The Abbeyleix hurler, who is eligible for this grade again next year, picked up a hamstring injury in a challenge match against Offaly one week before the Leinster opener against Westmeath.
Speaking on the Talking Sport Podcast recently, Mahony recalled how he was left ‘pulling his hair out’ during the dramatic Round 1 game that ended with Laois winning 4-33 to 4-27 after extra time.
He had to sit out last week’s win over Antrim too but he is hopeful of being ready to face Kilkenny in Nowlan Park on Tuesday – but only if he can get his place back.
Fionan said: “I’m a lot better and I think I am going to be fit for Tuesday evening against Kilkenny.
“Obviously, it is up to me now to impress the management in training and there is plenty of healthy competition.
“Everyone is hurling well so there is no guarantee that I am going to get my spot back.
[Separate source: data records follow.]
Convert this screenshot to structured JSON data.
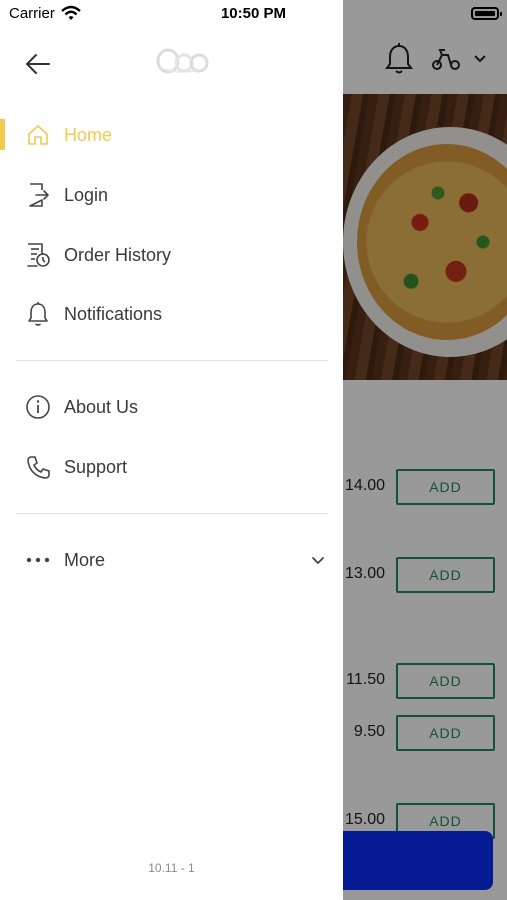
{
  "status_bar": {
    "carrier": "Carrier",
    "time": "10:50 PM"
  },
  "drawer": {
    "nav_primary": [
      {
        "label": "Home",
        "icon": "home-icon",
        "active": true
      },
      {
        "label": "Login",
        "icon": "login-icon",
        "active": false
      },
      {
        "label": "Order History",
        "icon": "order-history-icon",
        "active": false
      },
      {
        "label": "Notifications",
        "icon": "bell-icon",
        "active": false
      }
    ],
    "nav_secondary": [
      {
        "label": "About Us",
        "icon": "info-icon"
      },
      {
        "label": "Support",
        "icon": "phone-icon"
      }
    ],
    "more": {
      "label": "More",
      "icon": "more-dots-icon"
    },
    "version": "10.11 - 1"
  },
  "background_menu": {
    "items": [
      {
        "price": "14.00",
        "add_label": "ADD"
      },
      {
        "price": "13.00",
        "add_label": "ADD"
      },
      {
        "price": "11.50",
        "add_label": "ADD"
      },
      {
        "price": "9.50",
        "add_label": "ADD"
      },
      {
        "price": "15.00",
        "add_label": "ADD"
      }
    ]
  },
  "colors": {
    "accent": "#f2c94c",
    "text": "#3a3a3a",
    "add_button": "#1f8a5a",
    "cart_bar": "#0a2cf5"
  }
}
All I can do is get myself fit.
“It has been frustrating because you had been training away for months on your own and then you pull up with a hamstring injury a week before the championship.”
Laois have scored 8-60 in the two games and James Duggan has had national attention as he has amassed 5-9 from play – including a wonder score off his knees against Westmeath.
But captain Mahony says that the success of the forwards is down to the collective effort of the whole team and how well they have gelled together.
He said: “Everyone sees the 8-60 and then they look at our full forward line – Ciaran (Byrne) and Mark (Hennessy) were in with the seniors and everyone knows James Duggan now after he trended on Twitter.
“But as cliché as it sounds, it really is a team effort. The half forward line and midfielders are the ones who are leaving all the space for the full forward line – constantly tracking back and winning ball.
“The half backs and full backs make it a lot easier for a forward to play on this team too.
“Instead of just getting the ball and lumping it 60 yards into the air and it is coming down with snow on it, everyone is trying their hardest to work the ball to the 65 and deliver a good quality ball in that makes it as easy as possible for the forwards.
“That, I believe, has been the most important reason behind all of the high scoring.
“There’s a great vibe or buzz in the team. Everyone is getting on really well and personally, I can’t wait for every training.
“Some people say now with the way that hurling is gone so professional that the joy is gone out of it – but I don’t think that at all.
“I’m like a young lad going off to the Cul Camps – I’m looking forward to every session and there is great confidence in the group.
“And I think that is because everyone has bought in and everyone is rowing in the same direction.”
Last week, Kildare shocked the hurling world in this competition by dumping Wexford out in dramatic circumstances in Newbridge.
And when you consider that result, captain Mahony says there is no reason why his side can’t defeat Kilkenny this Tuesday.
He said: “That Wexford team had a lot of big names and in my last year of minor, they got to a Leinster final and lost to Galway who went on to win the All-Ireland.
“So Wexford are obviously a top class team and it just goes to show – especially in the Covid hit year – that anything can happen.
“If Kildare can beat Wexford, I don’t see why we can’t beat Kilkenny. We are all county hurlers and we are all here for the same reason.
“So that Kildare win gives you great motivation. It shows that it can be done.”